“Mrs. Maxwell’s avoidable death was a tragic part of the epidemic of neglect of seniors,” the Maxwell family’s lawyer Niall McCarthy said in a statement. “Atria’s job is to enhance the lives of seniors, but they ended Mrs. Maxwell’s life. Atria served Trudy a cleaner which was more toxic than Drano. When you place your loved one in a senior facility, you do not expect it to be one of the most dangerous places in the Bay Area.”
According to the suit, a “heavy-duty commercial alkaline liquid” was poured into a smaller container in the kitchen during breakfast service. Another employee mistakenly brought the liquid to residents, believing it was cranberry juice.
Maxwell “immediately became distressed” but staff did not call 911 for more than “30 excruciating minutes,” the suit claimed. “Trudy was in extreme pain, distress, and agony for over 30 minutes while Atria staff simply waited,” the suit alleged. “The liquid began to burn and melt her mouth, throat, and esophagus. The toxic chemical essentially melted the lining of Trudy’s digestive tract.” The lawsuit document contains graphic photos showing apparent severe burns to Maxwell’s mouth.
Atria Park Senior Living said in a statement that it was still investigating the San Mateo incident, and has so far found that a staff member “filled a pitcher with liquid dishwashing detergent that has a nearly identical consistency and color to cranberry juice, with the intention of dispensing the liquid into a commercial dishwashing machine” in violation of the company’s policies. “Another staff member picked it up, mistaking it for juice, and served it to three residents,” Atria said.
The company, which has 43 care homes in California including 8 in the Bay Area, added, “The incidents at our San Mateo and Walnut Creek communities are isolated and unrelated.” The company did not offer any further explanation of the Walnut Creek incident.
Atria said it devotes “significant resources to ensure our staff are thoroughly trained and able to meet our residents’ needs at all times” and said it was continuing to work with authorities.
After the San Mateo incident, Atria said it had suspended “the employees involved” while it investigates, but did not say how many workers it suspended.
As in the suit filed by Schroder’s family, the Maxwell family claims Atria Park’s elderly care programs never met their expectations. The Maxwell family’s suit accuses Atria of treating Trudy Maxwell with “stunning and inexcusable neglect and abuse,” and claims she suffered several injuries during her 22 months at the facility, including cuts that required stitches, urinary tract infections and impacted bowels.

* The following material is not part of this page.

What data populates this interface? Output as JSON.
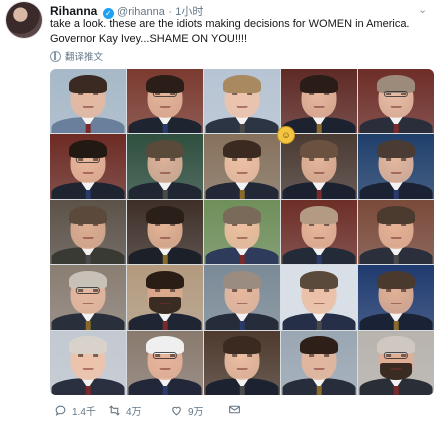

When one of Maxwell’s daughters asked an Atria Park of San Mateo employee how bowel impaction went unnoticed, the employee responded, “this is an assisted-care facility, we don’t deal with that,” the suit alleged.
In a July 2022 X-ray, doctors discovered Maxwell had broken her hip twice in the previous six months, much to the surprise of her family, the suit said. Maxwell’s family presented those concerns to Atria, along with worries that Atria Park employees hadn’t been brushing her teeth, leading to tooth problems. They said Atria responded by raising the cost of Maxwell’s one-bedroom unit “by $1,200 monthly, to a total of $7,195, citing the increased cost to account for ‘additional care services,’” the suit claimed.
In the past five years, Atria’s San Mateo facility has been cited for a dozen violations of state regulations governing care homes, the lawsuit alleges.
Maxwell’s family is seeking unspecified damages.